Requirement: Line by line, retype the data exactly as it is given.

Material supplied:
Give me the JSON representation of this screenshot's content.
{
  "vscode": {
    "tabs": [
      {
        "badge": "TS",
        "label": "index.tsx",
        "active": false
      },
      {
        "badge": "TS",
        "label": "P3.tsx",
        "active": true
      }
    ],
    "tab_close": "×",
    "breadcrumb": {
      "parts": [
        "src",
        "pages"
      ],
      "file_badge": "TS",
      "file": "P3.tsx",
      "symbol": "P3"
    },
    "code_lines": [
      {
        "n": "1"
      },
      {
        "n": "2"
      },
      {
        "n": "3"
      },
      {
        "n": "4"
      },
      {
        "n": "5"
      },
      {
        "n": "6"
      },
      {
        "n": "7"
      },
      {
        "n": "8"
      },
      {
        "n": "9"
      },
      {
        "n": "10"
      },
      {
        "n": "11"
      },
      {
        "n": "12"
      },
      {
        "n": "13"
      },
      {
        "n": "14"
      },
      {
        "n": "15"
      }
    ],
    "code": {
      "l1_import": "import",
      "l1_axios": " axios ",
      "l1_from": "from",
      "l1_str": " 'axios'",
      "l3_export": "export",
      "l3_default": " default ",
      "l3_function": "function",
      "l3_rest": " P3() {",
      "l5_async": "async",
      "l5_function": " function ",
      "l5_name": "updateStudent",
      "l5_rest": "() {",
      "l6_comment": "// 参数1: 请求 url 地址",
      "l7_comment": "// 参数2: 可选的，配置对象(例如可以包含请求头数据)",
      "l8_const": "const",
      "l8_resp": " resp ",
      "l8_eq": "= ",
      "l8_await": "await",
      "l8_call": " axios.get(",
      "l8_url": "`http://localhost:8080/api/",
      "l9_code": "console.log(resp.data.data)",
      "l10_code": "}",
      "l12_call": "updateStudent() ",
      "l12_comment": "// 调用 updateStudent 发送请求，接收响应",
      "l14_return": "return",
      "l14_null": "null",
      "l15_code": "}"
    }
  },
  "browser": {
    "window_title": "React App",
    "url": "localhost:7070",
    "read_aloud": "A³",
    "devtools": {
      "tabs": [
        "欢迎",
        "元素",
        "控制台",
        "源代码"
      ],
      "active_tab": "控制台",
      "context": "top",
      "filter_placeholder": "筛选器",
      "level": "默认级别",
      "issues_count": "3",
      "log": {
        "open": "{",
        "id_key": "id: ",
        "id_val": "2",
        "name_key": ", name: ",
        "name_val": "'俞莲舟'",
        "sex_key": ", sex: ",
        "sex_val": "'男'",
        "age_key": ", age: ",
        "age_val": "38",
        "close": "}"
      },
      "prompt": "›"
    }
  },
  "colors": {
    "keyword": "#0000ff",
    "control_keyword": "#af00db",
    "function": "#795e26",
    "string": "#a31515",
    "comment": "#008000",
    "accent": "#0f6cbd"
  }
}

Task output:
Give me the JSON representation of this screenshot's content.
{
  "vscode": {
    "tabs": [
      {
        "badge": "TS",
        "label": "index.tsx",
        "active": false
      },
      {
        "badge": "TS",
        "label": "P3.tsx",
        "active": true
      }
    ],
    "tab_close": "×",
    "breadcrumb": {
      "parts": [
        "src",
        "pages"
      ],
      "file_badge": "TS",
      "file": "P3.tsx",
      "symbol": "P3"
    },
    "code_lines": [
      {
        "n": "1"
      },
      {
        "n": "2"
      },
      {
        "n": "3"
      },
      {
        "n": "4"
      },
      {
        "n": "5"
      },
      {
        "n": "6"
      },
      {
        "n": "7"
      },
      {
        "n": "8"
      },
      {
        "n": "9"
      },
      {
        "n": "10"
      },
      {
        "n": "11"
      },
      {
        "n": "12"
      },
      {
        "n": "13"
      },
      {
        "n": "14"
      },
      {
        "n": "15"
      }
    ],
    "code": {
      "l1_import": "import",
      "l1_axios": " axios ",
      "l1_from": "from",
      "l1_str": " 'axios'",
      "l3_export": "export",
      "l3_default": " default ",
      "l3_function": "function",
      "l3_rest": " P3() {",
      "l5_async": "async",
      "l5_function": " function ",
      "l5_name": "updateStudent",
      "l5_rest": "() {",
      "l6_comment": "// 参数1: 请求 url 地址",
      "l7_comment": "// 参数2: 可选的，配置对象(例如可以包含请求头数据)",
      "l8_const": "const",
      "l8_resp": " resp ",
      "l8_eq": "= ",
      "l8_await": "await",
      "l8_call": " axios.get(",
      "l8_url": "`http://localhost:8080/api/",
      "l9_code": "console.log(resp.data.data)",
      "l10_code": "}",
      "l12_call": "updateStudent() ",
      "l12_comment": "// 调用 updateStudent 发送请求，接收响应",
      "l14_return": "return",
      "l14_null": "null",
      "l15_code": "}"
    }
  },
  "browser": {
    "window_title": "React App",
    "url": "localhost:7070",
    "read_aloud": "A³",
    "devtools": {
      "tabs": [
        "欢迎",
        "元素",
        "控制台",
        "源代码"
      ],
      "active_tab": "控制台",
      "context": "top",
      "filter_placeholder": "筛选器",
      "level": "默认级别",
      "issues_count": "3",
      "log": {
        "open": "{",
        "id_key": "id: ",
        "id_val": "2",
        "name_key": ", name: ",
        "name_val": "'俞莲舟'",
        "sex_key": ", sex: ",
        "sex_val": "'男'",
        "age_key": ", age: ",
        "age_val": "38",
        "close": "}"
      },
      "prompt": "›"
    }
  },
  "colors": {
    "keyword": "#0000ff",
    "control_keyword": "#af00db",
    "function": "#795e26",
    "string": "#a31515",
    "comment": "#008000",
    "accent": "#0f6cbd"
  }
}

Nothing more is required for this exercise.